Set down all of the data exactly. Pictures stay out of the copy.

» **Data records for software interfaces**
◇ ◇ ◇ ◇ ◇ ◇ ◇
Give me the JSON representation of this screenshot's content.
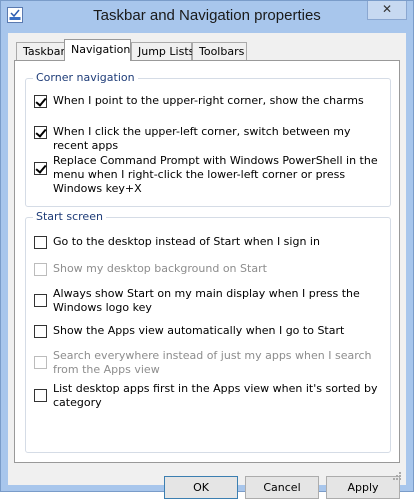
{
  "window": {
    "title": "Taskbar and Navigation properties",
    "close_label": "✕"
  },
  "tabs": [
    {
      "label": "Taskbar"
    },
    {
      "label": "Navigation",
      "active": true
    },
    {
      "label": "Jump Lists"
    },
    {
      "label": "Toolbars"
    }
  ],
  "corner_navigation": {
    "title": "Corner navigation",
    "options": [
      {
        "label": "When I point to the upper-right corner, show the charms",
        "checked": true
      },
      {
        "label": "When I click the upper-left corner, switch between my recent apps",
        "checked": true
      },
      {
        "label": "Replace Command Prompt with Windows PowerShell in the menu when I right-click the lower-left corner or press Windows key+X",
        "checked": true
      }
    ]
  },
  "start_screen": {
    "title": "Start screen",
    "options": [
      {
        "label": "Go to the desktop instead of Start when I sign in",
        "checked": false,
        "enabled": true
      },
      {
        "label": "Show my desktop background on Start",
        "checked": false,
        "enabled": false
      },
      {
        "label": "Always show Start on my main display when I press the Windows logo key",
        "checked": false,
        "enabled": true
      },
      {
        "label": "Show the Apps view automatically when I go to Start",
        "checked": false,
        "enabled": true
      },
      {
        "label": "Search everywhere instead of just my apps when I search from the Apps view",
        "checked": false,
        "enabled": false
      },
      {
        "label": "List desktop apps first in the Apps view when it's sorted by category",
        "checked": false,
        "enabled": true
      }
    ]
  },
  "buttons": {
    "ok": "OK",
    "cancel": "Cancel",
    "apply": "Apply"
  },
  "colors": {
    "title_bar": "#a8c6ec",
    "group_title": "#1e3c78"
  }
}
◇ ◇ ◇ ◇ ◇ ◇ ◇
» **COMPLETED EXERCISE**
Give me the JSON representation of this screenshot's content.
{
  "window": {
    "title": "Taskbar and Navigation properties",
    "close_label": "✕"
  },
  "tabs": [
    {
      "label": "Taskbar"
    },
    {
      "label": "Navigation",
      "active": true
    },
    {
      "label": "Jump Lists"
    },
    {
      "label": "Toolbars"
    }
  ],
  "corner_navigation": {
    "title": "Corner navigation",
    "options": [
      {
        "label": "When I point to the upper-right corner, show the charms",
        "checked": true
      },
      {
        "label": "When I click the upper-left corner, switch between my recent apps",
        "checked": true
      },
      {
        "label": "Replace Command Prompt with Windows PowerShell in the menu when I right-click the lower-left corner or press Windows key+X",
        "checked": true
      }
    ]
  },
  "start_screen": {
    "title": "Start screen",
    "options": [
      {
        "label": "Go to the desktop instead of Start when I sign in",
        "checked": false,
        "enabled": true
      },
      {
        "label": "Show my desktop background on Start",
        "checked": false,
        "enabled": false
      },
      {
        "label": "Always show Start on my main display when I press the Windows logo key",
        "checked": false,
        "enabled": true
      },
      {
        "label": "Show the Apps view automatically when I go to Start",
        "checked": false,
        "enabled": true
      },
      {
        "label": "Search everywhere instead of just my apps when I search from the Apps view",
        "checked": false,
        "enabled": false
      },
      {
        "label": "List desktop apps first in the Apps view when it's sorted by category",
        "checked": false,
        "enabled": true
      }
    ]
  },
  "buttons": {
    "ok": "OK",
    "cancel": "Cancel",
    "apply": "Apply"
  },
  "colors": {
    "title_bar": "#a8c6ec",
    "group_title": "#1e3c78"
  }
}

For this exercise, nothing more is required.